§ Description of the task:
Look through the entries below and return all lines including the word "JSON".

── Data supplied

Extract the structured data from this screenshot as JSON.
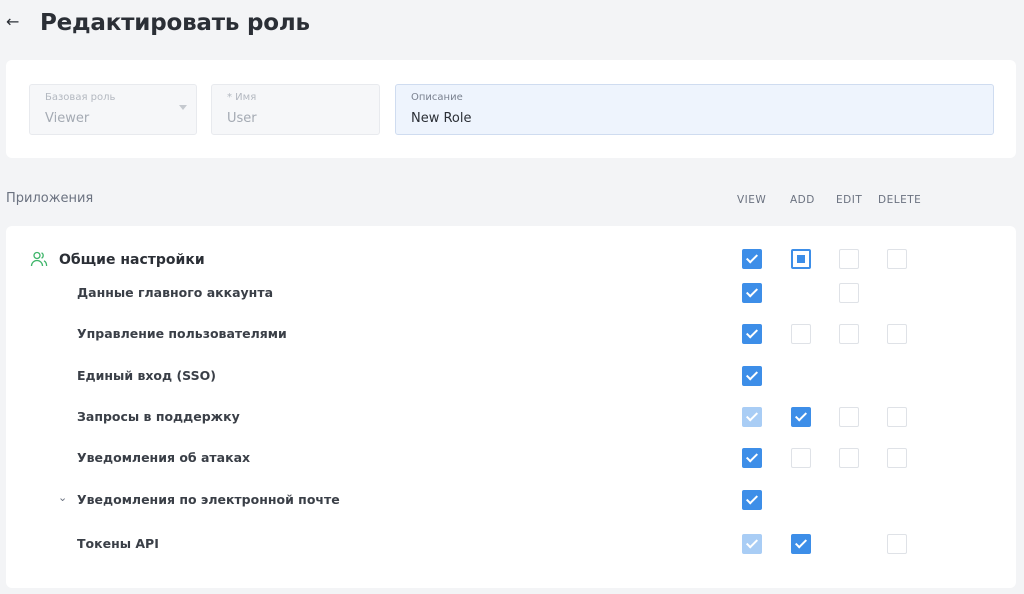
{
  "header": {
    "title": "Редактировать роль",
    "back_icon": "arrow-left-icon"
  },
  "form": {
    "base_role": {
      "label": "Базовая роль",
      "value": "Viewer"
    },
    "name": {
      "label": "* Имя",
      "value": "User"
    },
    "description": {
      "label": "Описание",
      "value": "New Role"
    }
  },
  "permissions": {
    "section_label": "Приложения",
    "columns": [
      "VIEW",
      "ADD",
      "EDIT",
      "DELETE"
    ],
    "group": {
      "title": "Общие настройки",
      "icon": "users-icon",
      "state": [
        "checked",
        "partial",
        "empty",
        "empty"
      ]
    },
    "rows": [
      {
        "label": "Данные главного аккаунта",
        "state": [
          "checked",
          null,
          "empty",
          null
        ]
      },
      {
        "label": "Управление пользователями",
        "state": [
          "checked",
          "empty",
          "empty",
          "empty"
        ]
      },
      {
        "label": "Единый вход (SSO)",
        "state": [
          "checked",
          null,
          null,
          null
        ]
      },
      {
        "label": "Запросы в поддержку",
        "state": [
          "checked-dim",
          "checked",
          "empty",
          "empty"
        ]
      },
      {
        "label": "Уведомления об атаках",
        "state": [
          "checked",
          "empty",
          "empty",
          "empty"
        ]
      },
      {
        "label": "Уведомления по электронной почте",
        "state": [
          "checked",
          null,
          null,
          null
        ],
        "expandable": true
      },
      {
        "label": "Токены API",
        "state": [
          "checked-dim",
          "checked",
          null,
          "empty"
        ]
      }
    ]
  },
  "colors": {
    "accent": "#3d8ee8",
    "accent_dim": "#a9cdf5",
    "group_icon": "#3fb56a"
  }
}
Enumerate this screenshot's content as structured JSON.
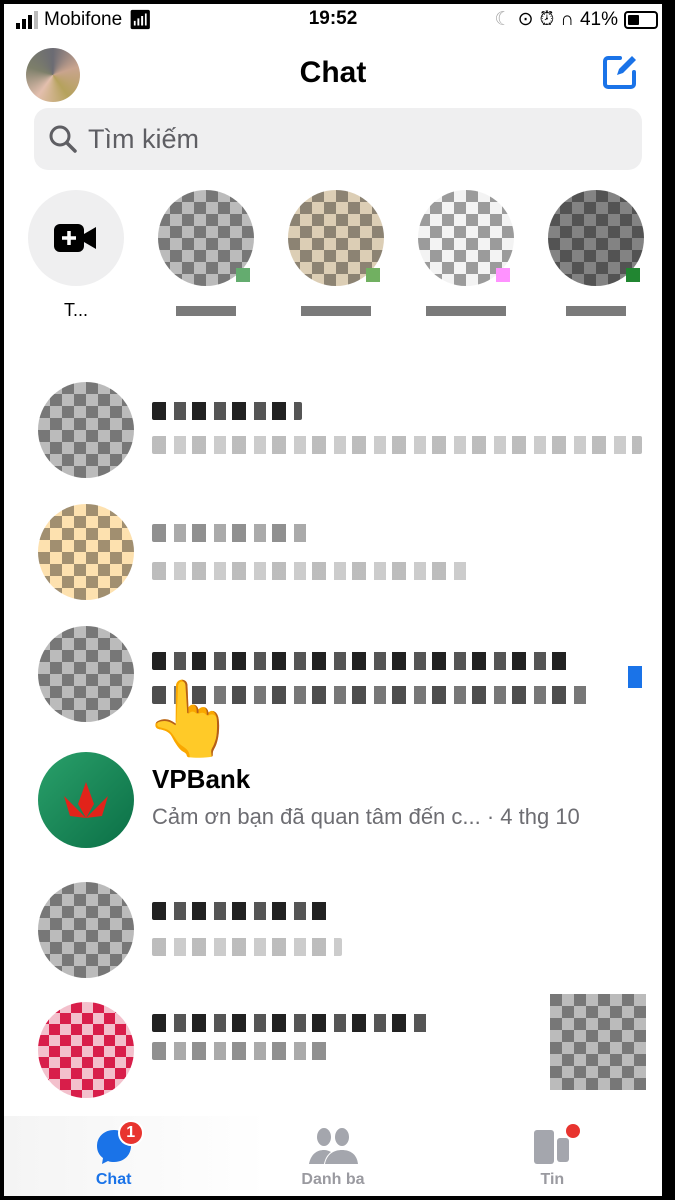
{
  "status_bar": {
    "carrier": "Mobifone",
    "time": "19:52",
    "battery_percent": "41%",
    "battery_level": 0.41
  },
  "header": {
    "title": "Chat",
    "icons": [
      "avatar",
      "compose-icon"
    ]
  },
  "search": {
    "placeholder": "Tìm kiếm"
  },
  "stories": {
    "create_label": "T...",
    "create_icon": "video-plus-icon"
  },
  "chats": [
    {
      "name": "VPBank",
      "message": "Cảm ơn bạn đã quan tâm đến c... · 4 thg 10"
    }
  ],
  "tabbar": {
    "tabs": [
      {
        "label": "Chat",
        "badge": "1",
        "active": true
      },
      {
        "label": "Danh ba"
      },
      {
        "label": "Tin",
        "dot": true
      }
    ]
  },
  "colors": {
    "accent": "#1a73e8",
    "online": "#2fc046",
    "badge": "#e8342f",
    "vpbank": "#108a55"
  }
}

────

§ Solution to this problem:
Extract the structured data from this screenshot as JSON.
Enumerate this screenshot's content as structured JSON.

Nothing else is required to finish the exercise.